Naja was first proved by Dr. Stokes of England. The poison obtained by compressing the gland (of the live animal) which secretes it, is triturated in sugar of milk.
There are three very characteristic general symptoms, as distinguished from the local ones, that belong to all the serpent poisons more or less- and all in a high degree of Lachesis. (1) Aggravation of all distressing symptoms after sleep. The symptoms manifest in a multitude of ways; thus an asthmatic patient may wake to a violent paroxysm–it is characteristic that the patient sleeps into aggravation, there is no interval between sleep and increase of distress; pains of all kinds may become so acute that they wake the patient, palpitation or vertigo may increases even at the first onset of drowsiness and effectually banish sleep.
In such cases as this last example, if sleep does come on, the patient will be better for it, because sleep is impossible until there is a change in the body condition, thus the power to sleep is the indication of the change and the improvement after sleep, the evidence that the change for the better has for far endured. The aggravation from sleep of the serpent poisons concerns physical rather than mental symptoms. (2) Very marked sensitiveness of the body surface, so that even touch is intolerable, and specially the slightest tendency to constriction. The patient desires all clothing to be loose and cannot endure collars or any garment in the least tight.
Even the slightest pressure round the neck is particularly resented, and headache, if present, is worse from wearing a hat. If the larynx is affected, merely to touch it externally will bring on a paroxysm of coughing or spasm and dyspnoea. Patients who suggest Lachesis as their remedy often suffer much from flatulence, but the desire to loosen clothing with they show is not a result of this only. Indeed, the cause of the intolerance of any touch or constriction is not so much that pain follows, as a kind of nervous uneasiness, quite uncontrollable as a rule.
This points to the fact, that nervous, unbalanced, hysterical subjects are very likely to come into the sphere of action of the drug, and the intolerance of pressure is to be read mainly as a tactile hypersensitiveness.
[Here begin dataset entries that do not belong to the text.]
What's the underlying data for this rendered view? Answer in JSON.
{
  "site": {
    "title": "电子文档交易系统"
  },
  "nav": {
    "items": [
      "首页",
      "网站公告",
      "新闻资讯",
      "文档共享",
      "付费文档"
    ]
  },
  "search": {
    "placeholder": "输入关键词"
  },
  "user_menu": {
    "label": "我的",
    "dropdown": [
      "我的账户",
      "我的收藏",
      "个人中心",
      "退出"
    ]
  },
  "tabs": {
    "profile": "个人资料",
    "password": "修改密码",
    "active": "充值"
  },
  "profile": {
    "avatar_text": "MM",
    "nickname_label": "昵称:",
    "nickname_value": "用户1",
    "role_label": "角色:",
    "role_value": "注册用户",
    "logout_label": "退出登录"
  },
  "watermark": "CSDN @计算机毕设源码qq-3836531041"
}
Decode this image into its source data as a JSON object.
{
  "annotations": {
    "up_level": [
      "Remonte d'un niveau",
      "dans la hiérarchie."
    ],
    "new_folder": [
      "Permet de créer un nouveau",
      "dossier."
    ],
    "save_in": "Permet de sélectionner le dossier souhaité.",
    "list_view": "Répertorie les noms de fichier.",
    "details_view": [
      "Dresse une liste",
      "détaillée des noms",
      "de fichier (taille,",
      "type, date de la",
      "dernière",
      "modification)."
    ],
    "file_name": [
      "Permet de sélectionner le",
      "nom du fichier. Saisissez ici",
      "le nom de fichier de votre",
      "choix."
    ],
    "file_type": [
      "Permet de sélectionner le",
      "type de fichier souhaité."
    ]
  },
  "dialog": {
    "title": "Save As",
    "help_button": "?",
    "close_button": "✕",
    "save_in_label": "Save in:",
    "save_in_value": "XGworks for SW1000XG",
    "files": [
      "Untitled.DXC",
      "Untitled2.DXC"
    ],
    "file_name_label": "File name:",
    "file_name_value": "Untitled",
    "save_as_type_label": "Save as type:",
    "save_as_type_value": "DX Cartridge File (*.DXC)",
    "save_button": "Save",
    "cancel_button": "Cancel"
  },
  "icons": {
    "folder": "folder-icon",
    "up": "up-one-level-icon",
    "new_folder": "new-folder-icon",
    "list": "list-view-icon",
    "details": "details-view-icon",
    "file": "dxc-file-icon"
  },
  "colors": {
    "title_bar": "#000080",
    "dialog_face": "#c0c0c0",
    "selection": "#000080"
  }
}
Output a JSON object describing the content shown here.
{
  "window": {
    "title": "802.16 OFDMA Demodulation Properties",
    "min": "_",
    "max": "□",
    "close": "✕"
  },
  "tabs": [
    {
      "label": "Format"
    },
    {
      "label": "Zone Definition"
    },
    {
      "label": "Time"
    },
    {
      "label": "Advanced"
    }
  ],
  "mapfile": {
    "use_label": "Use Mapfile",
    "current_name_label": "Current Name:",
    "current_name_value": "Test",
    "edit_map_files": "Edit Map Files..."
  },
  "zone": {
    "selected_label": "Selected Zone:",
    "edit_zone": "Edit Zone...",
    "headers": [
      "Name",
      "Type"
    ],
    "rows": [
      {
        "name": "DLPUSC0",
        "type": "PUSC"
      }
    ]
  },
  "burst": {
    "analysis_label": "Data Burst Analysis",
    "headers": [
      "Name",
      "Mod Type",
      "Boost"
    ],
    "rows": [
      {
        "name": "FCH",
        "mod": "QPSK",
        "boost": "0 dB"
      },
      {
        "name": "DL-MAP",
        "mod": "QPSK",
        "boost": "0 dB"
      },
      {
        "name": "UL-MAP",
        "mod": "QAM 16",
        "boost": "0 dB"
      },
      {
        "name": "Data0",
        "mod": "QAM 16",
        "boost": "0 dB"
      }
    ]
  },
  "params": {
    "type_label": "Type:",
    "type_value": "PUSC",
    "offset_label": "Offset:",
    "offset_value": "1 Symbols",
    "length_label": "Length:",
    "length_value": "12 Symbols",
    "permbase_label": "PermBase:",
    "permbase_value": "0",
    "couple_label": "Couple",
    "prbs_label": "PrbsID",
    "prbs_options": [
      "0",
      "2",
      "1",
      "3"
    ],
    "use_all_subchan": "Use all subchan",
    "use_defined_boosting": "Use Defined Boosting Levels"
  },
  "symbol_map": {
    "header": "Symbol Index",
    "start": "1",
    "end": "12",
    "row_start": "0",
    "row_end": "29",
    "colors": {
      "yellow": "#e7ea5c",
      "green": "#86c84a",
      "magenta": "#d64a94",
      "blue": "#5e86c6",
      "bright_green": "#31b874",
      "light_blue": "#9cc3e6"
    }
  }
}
Associated with it in a strong desire for air: patients who feel suffocated when windows are shut, who cannot endure heat well, and long for cool fresh breeze, whose symptoms are worse in the summer–these are often found to call for Lachesis by other indications.
(3) Relief of distressing symptoms from the onset of a discharge. Dysmenorrhoeal pains come before the flow and are at once relieved when it appears or severe headache is relieved when a nasal catarrh begins. It is also true that if an expected discharge does not appear normally, symptoms of pain or discomfort begin or are aggravated if already present. The explanation of this probably lies in the fact that great vasomotor instability is a characteristic effect of the serpent poisons.
Consequently local congestions and hyperaemias are common, and possibly the onset of the free discharge relieves these. The vasomotor instability is expressed in the provings by local flushings, rushes of blood to the head and face. These and allied nervous symptoms make Lachesis, a remedy of great value at the climacteric, specially at the onset of that period when the menses becoming delayed and when the non-appearance of the monthly discharge results in symptoms of discomfort and distress.
It will be out of place here to deal with the details of symptoms of the drugs from serpent poisons, for which a book of Materia Medica is sufficient. We would now speak of the Therapeutic uses of the serpent poisons in a very outline.